After the Peace without Borders concert in Cuba, Olga Tañon was back in Miami the next day and made a television appearance on Maria Elvira Live!, MegaTVs popular Spanish-language political talk show program (Tañon also appeared on another MegaTV program).
The picture above shows an emotional Maria Elvira after handing Olga Tañon a bouquet of flowers and thanking her for Sunday's performance [video]. Maria Elvira is immediately overwhelmed by emotions, crying and thanking Tañon "because you mentioned Miami, because you mentioned el exilio." She also gave thanks on behalf of her mother, a Cuban exile.
For weeks Maria Elvira Live! has produced an endless amount of programming analyzing the Peace without Borders concert. It was typical to see on her show some of the most hard-line figures in Miami opposed to the concert, but at some point Maria Elvira herself began seeing beyond the rhetoric, and saw hope. Hope that Cubans (exiled or not) would enjoy a wonderful concert, and maybe decide that it was time for change.
Time will tell what change brings.
Another very interesting thing also happened last night. Maria Elvira again interviewed Miguel Saavedra, leader of Vigilia Mambisa who organized a protest in Miami on Sunday, where they destroyed music CDs by participants of the Peace without Borders concert.
Saavedra was on the defensive [video]. He mentioned that it was not time for Cuban exiles to change, that they need to stay militant, and it is the others ("the leftists") that need to change. Saavedra even believed that the Peace without Borders was nothing special because hundreds of thousands of Cubans would have gone to any other concert held in Cuba. According to Saavedra, Cubans have "nothing else to do" and would pack a concert festival because "its the new thing."

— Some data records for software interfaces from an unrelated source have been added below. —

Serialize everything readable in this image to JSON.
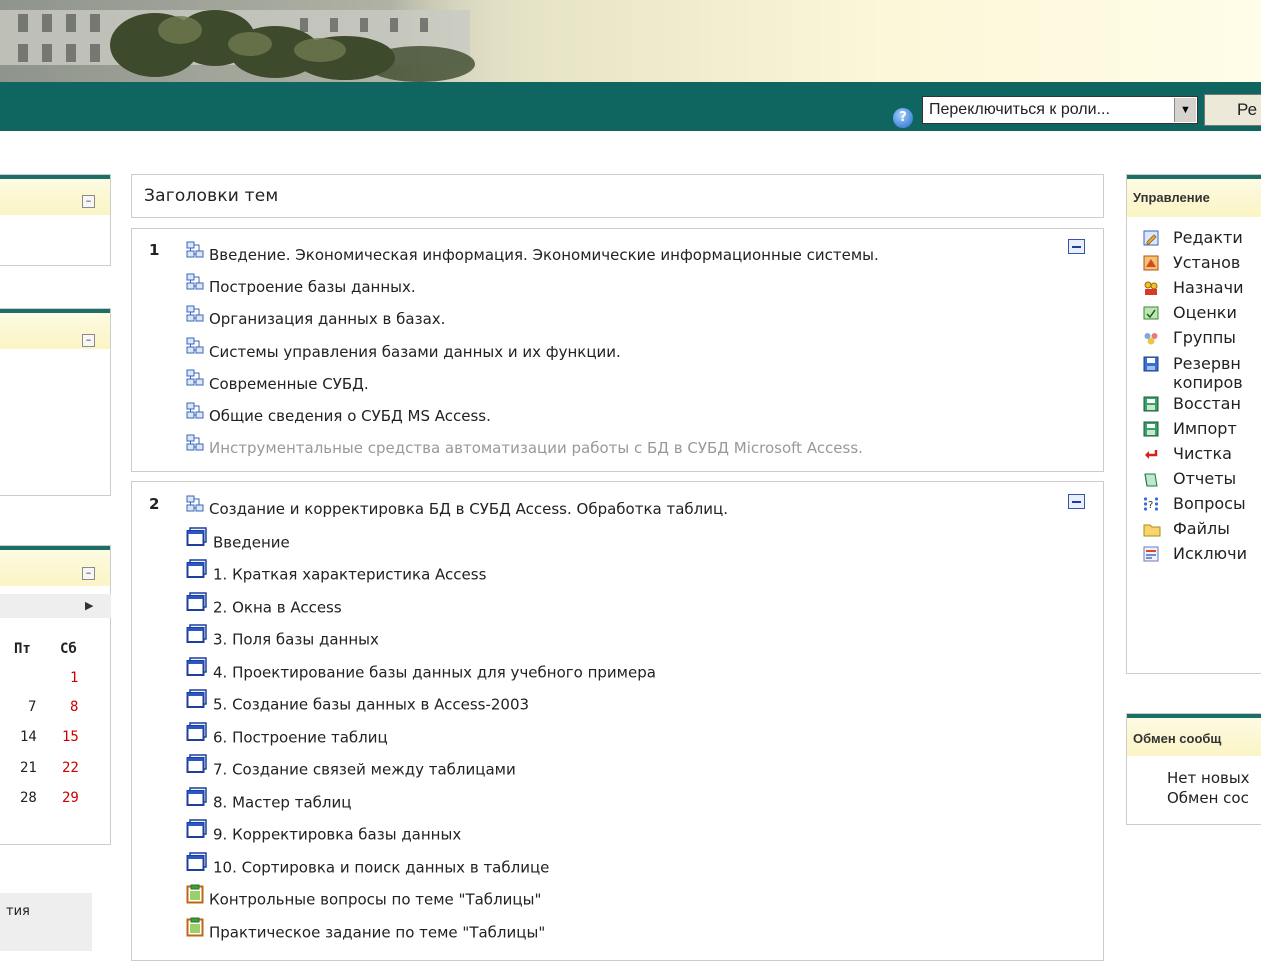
{
  "header": {
    "role_select_value": "Переключиться к роли...",
    "role_button_label": "Ре"
  },
  "left": {
    "calendar": {
      "weekday_headers": [
        "Пт",
        "Сб"
      ],
      "rows": [
        [
          "",
          "1"
        ],
        [
          "7",
          "8"
        ],
        [
          "14",
          "15"
        ],
        [
          "21",
          "22"
        ],
        [
          "28",
          "29"
        ]
      ]
    },
    "events_block_fragment": "тия"
  },
  "main": {
    "topics_title": "Заголовки тем",
    "sections": [
      {
        "number": "1",
        "items": [
          {
            "text": "Введение. Экономическая информация. Экономические информационные системы.",
            "icon": "folder-tree-icon",
            "dimmed": false
          },
          {
            "text": "Построение базы данных.",
            "icon": "folder-tree-icon",
            "dimmed": false
          },
          {
            "text": "Организация данных в базах.",
            "icon": "folder-tree-icon",
            "dimmed": false
          },
          {
            "text": "Системы управления базами данных и их функции.",
            "icon": "folder-tree-icon",
            "dimmed": false
          },
          {
            "text": "Современные СУБД.",
            "icon": "folder-tree-icon",
            "dimmed": false
          },
          {
            "text": "Общие сведения о СУБД MS Access.",
            "icon": "folder-tree-icon",
            "dimmed": false
          },
          {
            "text": "Инструментальные средства автоматизации работы с БД в СУБД Microsoft Access.",
            "icon": "folder-tree-icon",
            "dimmed": true
          }
        ]
      },
      {
        "number": "2",
        "items": [
          {
            "text": "Создание и корректировка БД в СУБД Access. Обработка таблиц.",
            "icon": "folder-tree-icon",
            "dimmed": false
          },
          {
            "text": "Введение",
            "icon": "window-icon",
            "dimmed": false
          },
          {
            "text": "1. Краткая характеристика Access",
            "icon": "window-icon",
            "dimmed": false
          },
          {
            "text": "2. Окна в Access",
            "icon": "window-icon",
            "dimmed": false
          },
          {
            "text": "3. Поля базы данных",
            "icon": "window-icon",
            "dimmed": false
          },
          {
            "text": "4. Проектирование базы данных для учебного примера",
            "icon": "window-icon",
            "dimmed": false
          },
          {
            "text": "5. Создание базы данных в Access-2003",
            "icon": "window-icon",
            "dimmed": false
          },
          {
            "text": "6. Построение таблиц",
            "icon": "window-icon",
            "dimmed": false
          },
          {
            "text": "7. Создание связей между таблицами",
            "icon": "window-icon",
            "dimmed": false
          },
          {
            "text": "8. Мастер таблиц",
            "icon": "window-icon",
            "dimmed": false
          },
          {
            "text": "9. Корректировка базы данных",
            "icon": "window-icon",
            "dimmed": false
          },
          {
            "text": "10. Сортировка и поиск данных в таблице",
            "icon": "window-icon",
            "dimmed": false
          },
          {
            "text": "Контрольные вопросы по теме \"Таблицы\"",
            "icon": "clipboard-icon",
            "dimmed": false
          },
          {
            "text": "Практическое задание по теме \"Таблицы\"",
            "icon": "clipboard-icon",
            "dimmed": false
          }
        ]
      }
    ]
  },
  "right": {
    "admin": {
      "title": "Управление",
      "items": [
        {
          "label": "Редакти",
          "icon": "edit-icon"
        },
        {
          "label": "Установ",
          "icon": "settings-icon"
        },
        {
          "label": "Назначи",
          "icon": "assign-roles-icon"
        },
        {
          "label": "Оценки",
          "icon": "grades-icon"
        },
        {
          "label": "Группы",
          "icon": "groups-icon"
        },
        {
          "label": "Резервн",
          "label2": "копиров",
          "icon": "backup-icon"
        },
        {
          "label": "Восстан",
          "icon": "restore-icon"
        },
        {
          "label": "Импорт",
          "icon": "import-icon"
        },
        {
          "label": "Чистка",
          "icon": "reset-icon"
        },
        {
          "label": "Отчеты",
          "icon": "reports-icon"
        },
        {
          "label": "Вопросы",
          "icon": "questions-icon"
        },
        {
          "label": "Файлы",
          "icon": "files-icon"
        },
        {
          "label": "Исключи",
          "icon": "unenrol-icon"
        }
      ]
    },
    "messages": {
      "title": "Обмен сообщ",
      "line1": "Нет новых",
      "line2": "Обмен сос"
    }
  },
  "colors": {
    "header_bar": "#0f6660",
    "block_header_bg": "#fbf4c4",
    "link_text": "#222222",
    "dimmed_text": "#999999",
    "weekend": "#cc0000"
  }
}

Saavedra is revealing his great ignorance here. There was another large music concert not long ago in Cuba in 2005 by the rock band Audioslave. That concert was described as "historic" gathering about 50-60 thousand young Cubans, but if we go by Saavedra's logic, then that concert should have gathered a similar number of concert-goers as Sunday's concert because Cubans have "nothing else to do" and "its the new thing." I personally believe Saavedra revealed his utter contempt for the people of Cuba.
Anway, despite Saavedra being constantly on the defensive (taking many opportunities to describe Maria Elvira as a communist, or a friend of communists), near the end of the interview Saavedra actually proposes the idea of changing the tactics of Vigilia Mambisa! He says that instead of smashing CDs, they should maybe consider aerial banners. Maria Elvira loved the idea. And, I give her a lot of credit for trying to explain to Saavedra how his protests continue to give the Cuban exile community a very bad image in the media.
But, I'm sure Saavedra knows that he needs to change his tactics, especially becuase of recent pressures, such as last month's Bendixen/Cuba Study Group poll [PDF] showing 74% of Cuban-Americans disapproving of Vigilia Mambisa smashing CDs, disapproval (but not condemnation) from leaders within the Cuban exile community, and Sunday's counter-protest from young Cubans at the Versailles Restaurant.
Also, Saavedra most likely knows how poorly Miami has viewed his recent protests. Here's a good video (in Spanish) showing random interviews with Cubans in Miami (two male adults, two female adults, one young woman) all showing their satisfaction with Sunday's Peace concert, one saying that it "shut up" those who opposed the concert, and two saying that those who smashed CD's (Vigilia Mambisa) might be (to put it nicely) a few card short of a full deck.
Now, the big question is: can Maria Elvira get Armando Perez Roura to change?